A crucial factor in the capability of powered flight is the ability of the wing to undergo both adduction and abduction. Archaeopteryx appeared to be capable of adduction, or the lowering of the arms below the shoulder, although Archaeopteryx was most likely incapable of abduction, or the raising of the arms above the back (Nedin 1999). This full range of motion is crucial for true powered flight (Storer 1948). The keel of the breastbone in modern birds is completely absent in Archaeopteryx suggesting that the pectoral muscles may have been anchored to an alternative location different from that in modern birds. This would have reduced the muscle power available for flight (Greenewalt 1975). It would appear that Archaeopteryx was not capable of the powered flight that is seen in modern birds, although that is not to say Archaeopteryx was incapable of flight in general. Given the multitude of features necessary for this type of flight that are missing in Archaeopteryx it is likely that it was not a strong flier, and was almost certainly incapable of true powered flight and a standing takeoff. Although Archaeopteryx may not have been capable of powered flight, it is likely that with the traits it did possess it was capable of some flapping and therefore flight after gaining a minimum speed, perhaps after a running start (Nedin 1999, Greenewalt 1975).
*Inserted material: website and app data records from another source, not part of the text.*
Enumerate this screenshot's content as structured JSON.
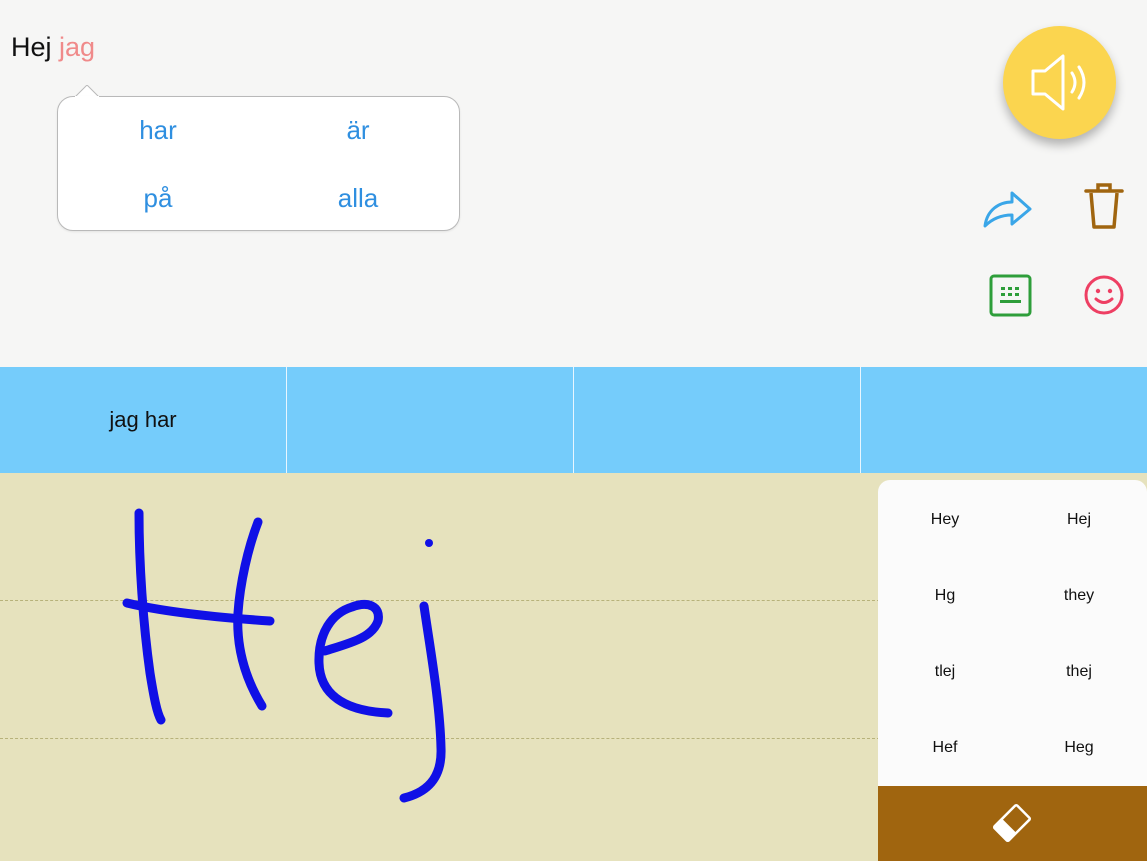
{
  "composer": {
    "confirmed_text": "Hej",
    "pending_text": "jag"
  },
  "word_suggestions": [
    "har",
    "är",
    "på",
    "alla"
  ],
  "actions": {
    "speak_icon": "speaker-icon",
    "share_icon": "share-arrow-icon",
    "delete_icon": "trash-icon",
    "keyboard_icon": "keyboard-icon",
    "emoji_icon": "smiley-icon"
  },
  "phrase_bar": [
    "jag har",
    "",
    "",
    ""
  ],
  "handwriting_candidates": [
    "Hey",
    "Hej",
    "Hg",
    "they",
    "tlej",
    "thej",
    "Hef",
    "Heg"
  ],
  "eraser_icon": "eraser-icon",
  "colors": {
    "accent_blue": "#2f8fe0",
    "pending_pink": "#f08a8a",
    "speak_yellow": "#fbd54f",
    "phrase_bar_blue": "#75ccfb",
    "paper": "#e6e2bd",
    "ink": "#1010e6",
    "eraser_brown": "#a0650f"
  }
}
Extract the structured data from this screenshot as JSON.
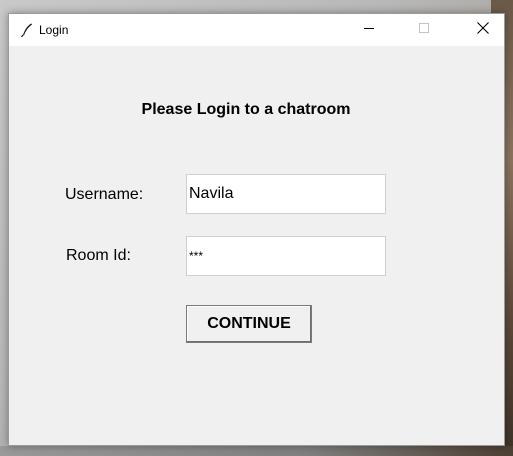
{
  "window": {
    "title": "Login"
  },
  "form": {
    "heading": "Please Login to a chatroom",
    "username_label": "Username:",
    "username_value": "Navila",
    "room_label": "Room Id:",
    "room_value": "***",
    "continue_label": "CONTINUE"
  },
  "icons": {
    "app": "feather-icon",
    "minimize": "minimize-icon",
    "maximize": "maximize-icon",
    "close": "close-icon"
  }
}
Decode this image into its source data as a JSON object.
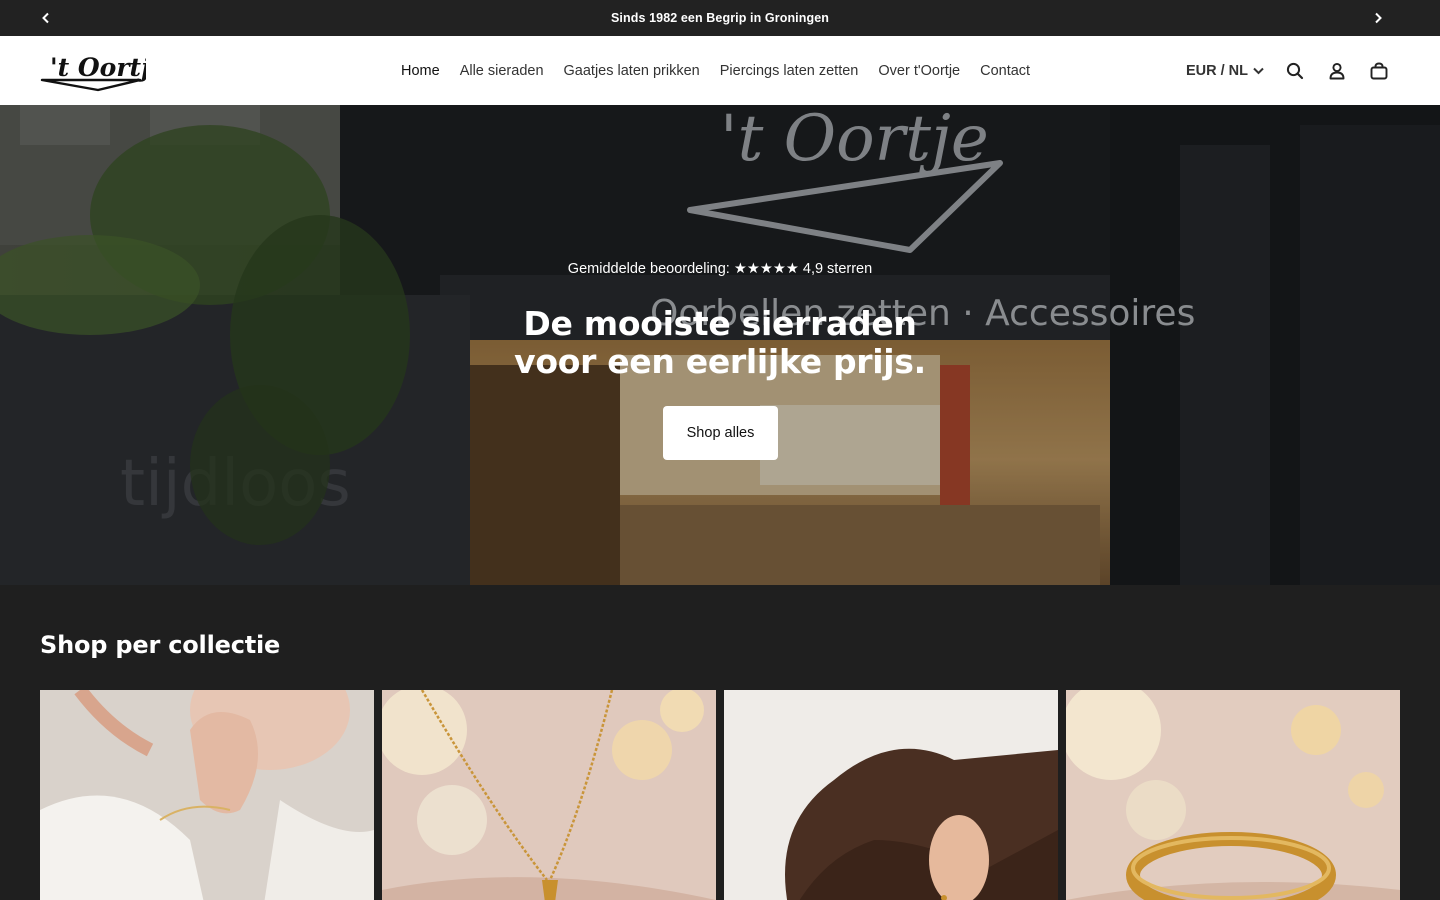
{
  "announcement": {
    "text": "Sinds 1982 een Begrip in Groningen",
    "prev_icon": "chevron-left-icon",
    "next_icon": "chevron-right-icon"
  },
  "header": {
    "logo_text": "'t Oortje",
    "nav": [
      {
        "label": "Home",
        "active": true
      },
      {
        "label": "Alle sieraden"
      },
      {
        "label": "Gaatjes laten prikken"
      },
      {
        "label": "Piercings laten zetten"
      },
      {
        "label": "Over t'Oortje"
      },
      {
        "label": "Contact"
      }
    ],
    "locale": "EUR / NL",
    "icons": [
      "search-icon",
      "account-icon",
      "cart-icon"
    ]
  },
  "hero": {
    "rating": "Gemiddelde beoordeling: ★★★★★ 4,9 sterren",
    "title_line1": "De mooiste sierraden",
    "title_line2": "voor een eerlijke prijs.",
    "button": "Shop alles",
    "sign_text": "'t Oortje",
    "window_text": "Oorbellen zetten · Accessoires",
    "window_left_text": "tijdloos"
  },
  "collections": {
    "title": "Shop per collectie"
  },
  "colors": {
    "announcement_bg": "#222222",
    "page_bg": "#1f1f1f",
    "header_bg": "#ffffff",
    "button_bg": "#ffffff"
  }
}
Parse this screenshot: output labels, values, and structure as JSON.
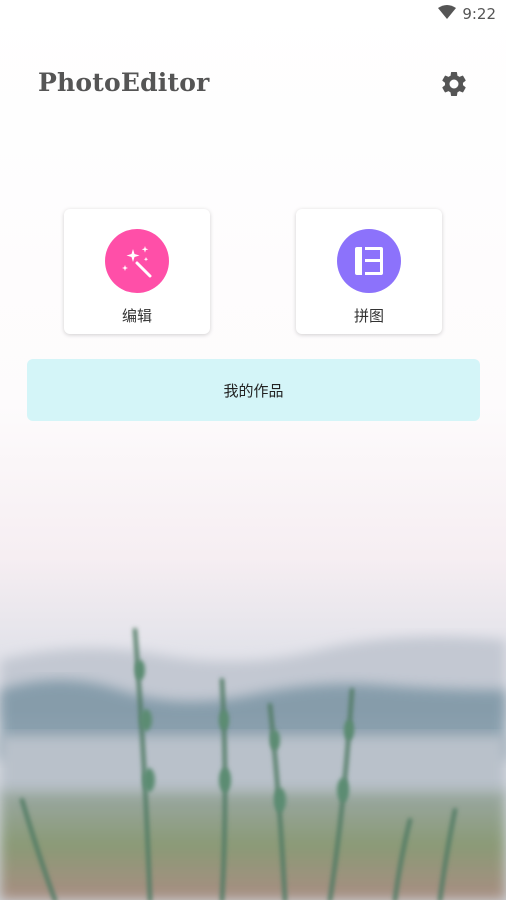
{
  "status_bar": {
    "time": "9:22",
    "wifi_icon": "wifi-icon"
  },
  "header": {
    "title": "PhotoEditor",
    "settings_icon": "gear-icon"
  },
  "actions": [
    {
      "label": "编辑",
      "icon": "magic-wand-icon",
      "color": "#ff4fa8"
    },
    {
      "label": "拼图",
      "icon": "collage-layout-icon",
      "color": "#8c72fb"
    }
  ],
  "my_works": {
    "label": "我的作品",
    "color": "#d4f5f8"
  }
}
The pelvis of Archaeopteryx contains several features of both the modern birds and other saurischian dinosaurs. The pubis in Archaeopteryx faces backwards, parallel to the ischium, unlike that of saurischians. Unlike modern birds the pubis has retained a hooked end as seen in saurischians. The angle between the illium and the pubis in Archaeopteryx also appears to be an intermediate between the saurischians and the modern birds, but a look at the embryonic development of birds provides an interesting narrative. Early in the development of the chicken we see an angle of 45⁰, the same as Archaeopteryx (Nedin 1999). As the embryo develops the pubis rotates until it is almost parallel to the illium at the time of hatching (Metcalfe 1987).
The behaviour and day to day life of Archaeopteryx has been a difficult topic to address. Until recently it was believed that it lived in a forested environment, but the fossil specimens were rarely if at all found in the presence of fossilized tree detritus suggesting a different lifestyle. It is entirely possible that Archaeopteryx thrived in smaller shrubs, feeding on smaller animals that would have lived within them (Chiappe 2007).
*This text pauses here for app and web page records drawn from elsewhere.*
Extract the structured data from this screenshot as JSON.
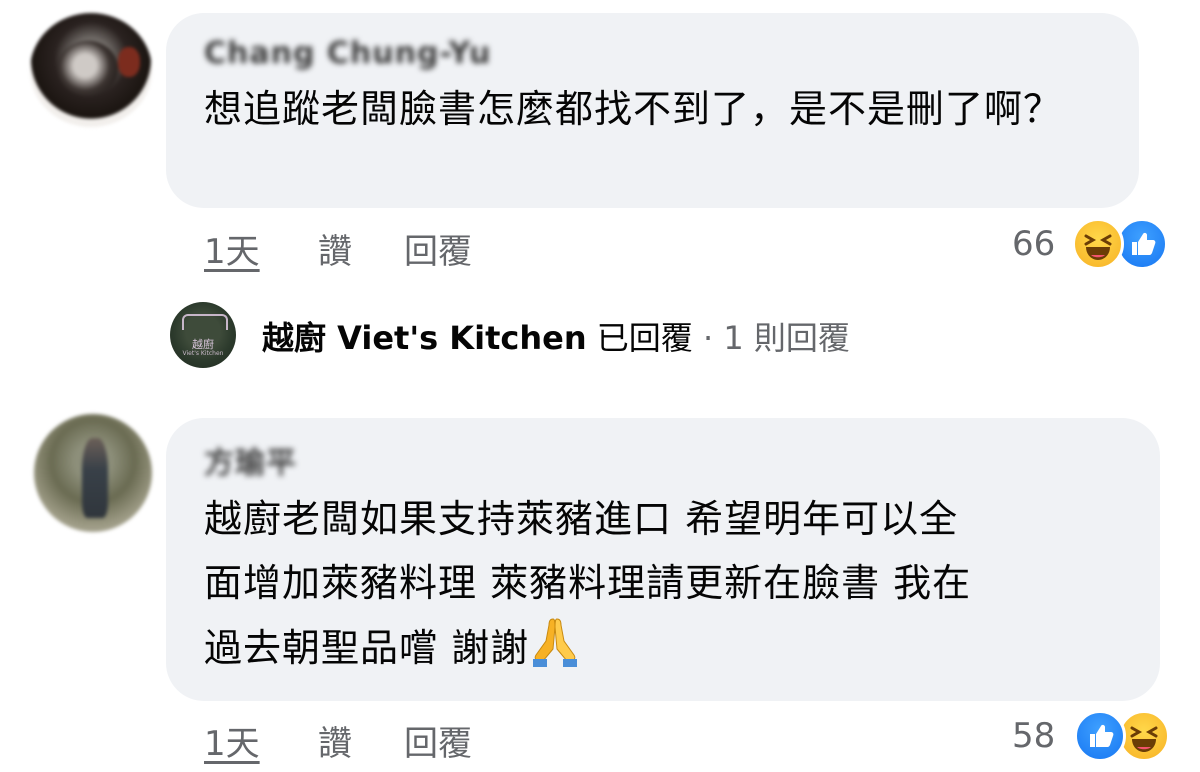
{
  "comments": [
    {
      "author": "Chang Chung-Yu",
      "text": "想追蹤老闆臉書怎麼都找不到了，是不是刪了啊？",
      "time": "1天",
      "like_label": "讚",
      "reply_label": "回覆",
      "reaction_count": "66",
      "reactions": [
        "haha-icon",
        "like-icon"
      ]
    },
    {
      "author": "方瑜平",
      "text_lines": [
        "越廚老闆如果支持萊豬進口 希望明年可以全",
        "面增加萊豬料理 萊豬料理請更新在臉書 我在",
        "過去朝聖品嚐 謝謝"
      ],
      "emoji": "folded-hands-icon",
      "time": "1天",
      "like_label": "讚",
      "reply_label": "回覆",
      "reaction_count": "58",
      "reactions": [
        "like-icon",
        "haha-icon"
      ]
    }
  ],
  "reply_summary": {
    "page_name": "越廚 Viet's Kitchen",
    "replied_label": "已回覆",
    "separator": "·",
    "reply_count": "1 則回覆",
    "avatar_text": "越廚",
    "avatar_subtext": "Viet's Kitchen"
  },
  "colors": {
    "bubble": "#f0f2f5",
    "secondary_text": "#65676b",
    "like_blue": "#1877f2",
    "haha_yellow": "#f7b125"
  }
}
Archaeopteryx has been at the center of several controversies, ranging from disagreements over its position in the phylogenetic tree to the validity of several fossil specimens. The arguments over the validity of the specimens originated over several perceived, but ultimately unsubstantiated discrepancies in the fossils. The hypothesis that Archaeopteryx is in fact more closely related to dinosaurs than birds has and continues to be a contentious area of debate. Part of this hypothesis states that Archaeopteryx is in fact not the earliest bird, which instead is Avimimus. A further assertion that Archaeopteryx is not an intermediate species at all and is in fact a true bird has also been claimed and is a cornerstone to the creationist argument.
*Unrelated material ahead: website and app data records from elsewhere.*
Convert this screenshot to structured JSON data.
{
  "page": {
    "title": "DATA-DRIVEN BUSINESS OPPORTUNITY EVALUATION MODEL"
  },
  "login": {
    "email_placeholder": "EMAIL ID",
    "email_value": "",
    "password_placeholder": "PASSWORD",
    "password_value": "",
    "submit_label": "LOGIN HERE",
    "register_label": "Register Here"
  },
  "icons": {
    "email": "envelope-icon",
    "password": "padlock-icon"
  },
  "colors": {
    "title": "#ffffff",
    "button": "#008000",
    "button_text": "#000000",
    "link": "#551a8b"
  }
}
While a general consensus of the position of Archaeopteryx in the evolution of modern birds is difficult to find, it is clear that it contained many transitory character states of both dinosaurs and modern birds. Although it was most likely not a transitional species itself, the character states that it did possess would suggest that the transition from dinosaur to modern bird did indeed occur.